The Covid-19 pandemic brough unprecedented changes in the lives of people worldwide especially the poor. As the world saw suffering and loss of loved ones, the poor and mariginalised, especially migrant workers, additionally faced the starvation, homelessness, lack of medical access, and fear of loss of livelihood. In response to this crisis, Jesuits across South Asia have been reaching out to affected people, independently and as a community, through psycho-social support, medical aid, food and shelter, financial aid, etc. Identifying the need to set up a crisis response mechanism at the Jesuit Conference of South Asia (JCSA) level, the President of South Asia announced the setting up of JRH in 2020, with the Conference Development Office as the lead in collaboration with the Core and Advisory
Committees that includes ISI-Delhi, Jesuits in Social Action (JESA), Jesuit Alumni Association of India (JAAI) and others. This was also a response to the mandate from the Fr. General to gather information on Jesuit initiatives and relief works in the Covid-19 context. The JRH initiative additionally aligns itself with supporting the United Nations Sustainable Development Goals (SDGs) especially SDG 2 (Zero Hunger), SDG 3 (Good Health and Well Being), SDG 10 (Reduced Inequalities) and SDG 16 (Peace, Justice and Strong Institutions).

The purpose of JRH is to support the Provinces and Communities in “Reaching out to the Unreached” by offering network linkages and support towards resource mobilisation, media and communication, programme management, data management and analysis etc. Additionally, it seeks to provide a common platform for Jesuits, partners and collaborators to facilitate collective action. In future, JRH is envisaged as the Disaster/Crisis Response Mechanism of JCSA at the conference level towards any such crisis.

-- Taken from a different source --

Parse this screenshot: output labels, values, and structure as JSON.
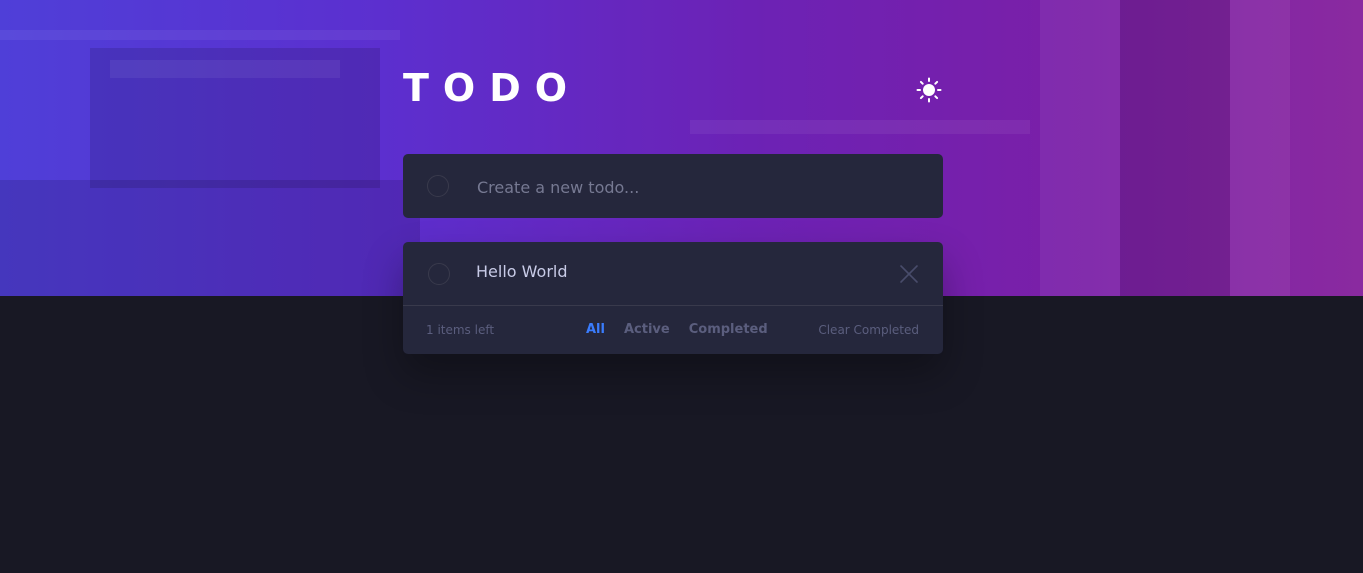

Skills development is essential for improving employability, income growth, and poverty reduction. Sustainable development depends on the availability of skilled and healthy human resources. Due to a shortage of formally trained and skilled human resource, India faces substantial unemployment and underemployment. Manufacturing and industrial sectors in the country are plagued by a low-skilled workforce. There is an urgent need to bridge the skills gap between those trained and those absorbed by the industry and to make youths job-ready through formal skilling courses.